A proposed law change aimed at protecting cyclists could have wider legal consequences - including tweaking the issue of welfare benefits - the former head of the Crown Prosecution Service has said.
Sir Keir Starmer, a Labour parliamentary candidate, warned against introducing presumed liability in civil cases for motoring accidents involving cyclists.
He said there may be space to develop the law although added any presumptions that viewed somebody as in the wrong before work took place to establish the facts was a "very dangerous concept".
Under presumed liability in accidents involving cyclists, the onus would be on the driver of the bigger vehicle - such as a car or a lorry - to prove they were not to blame.
Campaigners say the change could result in motorists treating cyclists with greater care and provide greater access to compensation for victims.
Sir Keir, who is standing for election in Holborn and St Pancras, told a hustings event in Camden: "I think we should do whatever we can within the law to protect cyclists, but presumptions in the law that somebody's in the wrong before you've even started to work out what the facts are and what's right are a very dangerous concept.

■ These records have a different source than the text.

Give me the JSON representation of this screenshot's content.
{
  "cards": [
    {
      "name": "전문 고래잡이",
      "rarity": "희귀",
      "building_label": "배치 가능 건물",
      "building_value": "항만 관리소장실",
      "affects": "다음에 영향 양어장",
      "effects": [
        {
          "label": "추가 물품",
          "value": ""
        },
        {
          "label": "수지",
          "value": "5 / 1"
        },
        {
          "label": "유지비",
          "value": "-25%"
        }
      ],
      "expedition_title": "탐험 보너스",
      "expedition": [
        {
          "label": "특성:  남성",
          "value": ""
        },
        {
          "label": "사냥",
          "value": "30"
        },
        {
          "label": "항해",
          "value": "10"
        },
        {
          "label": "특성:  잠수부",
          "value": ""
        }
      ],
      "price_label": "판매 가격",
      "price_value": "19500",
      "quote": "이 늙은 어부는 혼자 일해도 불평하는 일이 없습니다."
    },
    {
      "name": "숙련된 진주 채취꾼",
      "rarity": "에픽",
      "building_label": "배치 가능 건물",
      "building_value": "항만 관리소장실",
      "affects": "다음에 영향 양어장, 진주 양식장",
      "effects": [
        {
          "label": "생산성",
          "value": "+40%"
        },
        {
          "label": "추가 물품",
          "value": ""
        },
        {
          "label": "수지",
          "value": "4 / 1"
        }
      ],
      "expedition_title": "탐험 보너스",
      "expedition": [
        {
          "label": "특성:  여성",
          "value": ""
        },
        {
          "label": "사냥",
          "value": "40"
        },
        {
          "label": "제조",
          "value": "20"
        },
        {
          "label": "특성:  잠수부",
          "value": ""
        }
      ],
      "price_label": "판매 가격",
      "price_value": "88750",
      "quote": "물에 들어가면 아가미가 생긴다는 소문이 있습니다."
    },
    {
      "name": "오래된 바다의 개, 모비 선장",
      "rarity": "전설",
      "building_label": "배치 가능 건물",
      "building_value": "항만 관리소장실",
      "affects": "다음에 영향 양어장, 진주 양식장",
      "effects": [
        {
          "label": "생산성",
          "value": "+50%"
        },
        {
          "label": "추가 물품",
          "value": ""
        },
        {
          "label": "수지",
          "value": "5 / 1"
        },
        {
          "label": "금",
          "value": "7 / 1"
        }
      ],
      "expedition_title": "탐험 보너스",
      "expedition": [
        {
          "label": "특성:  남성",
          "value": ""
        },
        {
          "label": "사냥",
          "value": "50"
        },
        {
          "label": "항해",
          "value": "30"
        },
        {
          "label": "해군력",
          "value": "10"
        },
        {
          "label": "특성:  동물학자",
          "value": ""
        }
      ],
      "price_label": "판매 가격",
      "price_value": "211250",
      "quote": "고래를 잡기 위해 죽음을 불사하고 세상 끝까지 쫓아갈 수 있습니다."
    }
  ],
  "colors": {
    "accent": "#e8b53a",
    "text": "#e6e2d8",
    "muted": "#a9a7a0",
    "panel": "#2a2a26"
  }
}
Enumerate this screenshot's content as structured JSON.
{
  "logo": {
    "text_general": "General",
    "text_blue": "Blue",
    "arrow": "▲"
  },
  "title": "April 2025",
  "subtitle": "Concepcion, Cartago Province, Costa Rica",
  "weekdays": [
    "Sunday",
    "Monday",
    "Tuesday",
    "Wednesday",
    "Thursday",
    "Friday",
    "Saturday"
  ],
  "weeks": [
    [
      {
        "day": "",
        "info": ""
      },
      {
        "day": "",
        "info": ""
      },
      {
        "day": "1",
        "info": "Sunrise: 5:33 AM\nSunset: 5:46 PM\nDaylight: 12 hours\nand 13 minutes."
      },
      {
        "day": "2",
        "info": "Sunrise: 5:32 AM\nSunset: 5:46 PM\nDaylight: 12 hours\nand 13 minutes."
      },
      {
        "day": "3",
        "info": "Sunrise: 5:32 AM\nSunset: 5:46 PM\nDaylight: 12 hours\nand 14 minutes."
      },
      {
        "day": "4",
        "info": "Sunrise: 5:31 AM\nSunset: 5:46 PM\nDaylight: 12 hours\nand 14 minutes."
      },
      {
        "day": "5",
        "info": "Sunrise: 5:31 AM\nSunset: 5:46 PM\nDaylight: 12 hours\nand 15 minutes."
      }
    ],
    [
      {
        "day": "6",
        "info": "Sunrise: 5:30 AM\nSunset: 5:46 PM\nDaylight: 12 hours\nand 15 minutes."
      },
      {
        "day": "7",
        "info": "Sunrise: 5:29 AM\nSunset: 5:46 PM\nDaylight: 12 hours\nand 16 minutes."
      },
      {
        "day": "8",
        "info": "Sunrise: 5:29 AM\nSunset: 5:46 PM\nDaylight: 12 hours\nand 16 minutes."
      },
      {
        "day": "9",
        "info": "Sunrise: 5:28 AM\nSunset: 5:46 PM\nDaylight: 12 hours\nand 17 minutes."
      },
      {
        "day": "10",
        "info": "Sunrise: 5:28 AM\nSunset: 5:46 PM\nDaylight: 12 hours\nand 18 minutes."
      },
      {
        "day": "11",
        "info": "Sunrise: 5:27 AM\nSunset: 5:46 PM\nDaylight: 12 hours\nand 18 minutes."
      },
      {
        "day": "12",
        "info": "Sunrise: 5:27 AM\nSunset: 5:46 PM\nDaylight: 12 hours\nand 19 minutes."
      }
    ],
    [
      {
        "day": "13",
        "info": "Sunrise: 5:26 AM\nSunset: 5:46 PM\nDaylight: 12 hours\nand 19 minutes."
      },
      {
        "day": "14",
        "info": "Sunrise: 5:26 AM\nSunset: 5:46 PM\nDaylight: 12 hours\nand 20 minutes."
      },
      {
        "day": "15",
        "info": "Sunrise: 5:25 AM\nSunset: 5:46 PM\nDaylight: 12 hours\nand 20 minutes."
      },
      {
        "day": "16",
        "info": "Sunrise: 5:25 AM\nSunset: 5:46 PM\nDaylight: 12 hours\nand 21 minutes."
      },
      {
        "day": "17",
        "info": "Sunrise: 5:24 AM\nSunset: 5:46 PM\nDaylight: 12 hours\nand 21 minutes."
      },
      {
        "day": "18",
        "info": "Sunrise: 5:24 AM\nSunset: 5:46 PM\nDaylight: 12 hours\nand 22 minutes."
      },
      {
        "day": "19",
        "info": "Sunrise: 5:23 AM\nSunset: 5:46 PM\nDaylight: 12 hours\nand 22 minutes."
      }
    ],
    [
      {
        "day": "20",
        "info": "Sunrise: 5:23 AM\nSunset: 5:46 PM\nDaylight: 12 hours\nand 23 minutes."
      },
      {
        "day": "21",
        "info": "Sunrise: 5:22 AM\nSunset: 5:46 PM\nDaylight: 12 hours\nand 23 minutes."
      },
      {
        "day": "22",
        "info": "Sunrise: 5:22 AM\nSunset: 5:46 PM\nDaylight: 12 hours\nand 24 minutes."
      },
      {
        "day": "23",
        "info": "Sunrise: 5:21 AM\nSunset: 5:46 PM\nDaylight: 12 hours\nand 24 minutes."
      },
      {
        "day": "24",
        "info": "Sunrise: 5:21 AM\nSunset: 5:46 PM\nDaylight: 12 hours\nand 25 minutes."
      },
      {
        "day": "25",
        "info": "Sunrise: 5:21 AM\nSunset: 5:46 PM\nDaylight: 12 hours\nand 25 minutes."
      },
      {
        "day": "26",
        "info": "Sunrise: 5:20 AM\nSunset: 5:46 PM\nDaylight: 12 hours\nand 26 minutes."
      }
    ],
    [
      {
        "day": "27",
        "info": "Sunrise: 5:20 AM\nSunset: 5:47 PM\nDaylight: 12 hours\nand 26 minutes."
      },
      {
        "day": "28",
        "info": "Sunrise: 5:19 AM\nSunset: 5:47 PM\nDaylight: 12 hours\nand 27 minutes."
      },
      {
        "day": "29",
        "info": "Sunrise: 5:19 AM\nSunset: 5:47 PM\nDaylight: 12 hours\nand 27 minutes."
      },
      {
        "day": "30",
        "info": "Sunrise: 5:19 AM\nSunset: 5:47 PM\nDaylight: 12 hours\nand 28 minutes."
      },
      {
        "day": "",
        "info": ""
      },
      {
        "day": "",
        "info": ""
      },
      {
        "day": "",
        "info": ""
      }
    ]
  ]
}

"And believe you me, once you've got them you can borrow them into whatever is the favoured area for everybody else.
"You may well presume liability in relation to cycling. Somebody else will want presumed liability in relation to welfare benefits, etc. We are better having a legal system that starts from a neutral position between the parties before any court or tribunal."
Earlier in his response to the question on presumed liability, Sir Keir, director of public prosecutions from 2008 to 2013, said he was in favour of any scheme which protected cyclists.
But he added: "There is a problem with any scheme of presumed liability and it's nothing to do with cycling.
"It is about how you set our justice system because our justice system ought to be evaluating between two competing individuals or bodies what is the fair, right and just outcome.
"Now we've fiddled around with presumed liability on a number of fronts both in criminal law and civil law and it nearly always operates an injustice because the presumption applies against someone who actually isn't in the wrong.
"We have to be really careful with these concepts of presumed liability because what it means is, irrespective as it were of the real position, we'll presume something to be the position."
He added: "Once you shift our justice system to a system that's based on presumptions that somebody is in the wrong - without actually having to demonstrate they're in the wrong - you have a real difficulty.
"I wouldn't put it off the agenda. I do think there may be some space here to develop our law and we should give credence to that.
"But we do have to be careful. In some countries it's edged almost to a situation where the default position is liability for the bigger vehicle without any real opportunity for someone to prove they weren't in the wrong."
Sir Keir later said he would be committed to finding a way through the issues but would be against changing default positions of the justice system.
Green Party leader Natalie Bennett, who is also standing for election in Holborn and St Pancras, backed presumed liability and said she did not accept the "slippery slope argument".
She said: "We are talking about civil liability here - so we're not talking about anyone's liberty or criminal cases. We're talking about a situation if a vulnerable road user is killed or injured by a much larger, more dangerous vehicle they should be entitled to compensation unless it can be clearly shown they were at fault.
"That disparity should be recognised."
Ms Bennett said she had cycled in France on major open roads, explaining: "You can do it and you don't feel like you're taking your life into your hands because actually lorries move out into the other lane to overtake you.
"They don't squeeze past your knee."
Ms Bennett recalled an incident in the south west of England when a lorry overtook her but left only a gap of a couple of inches.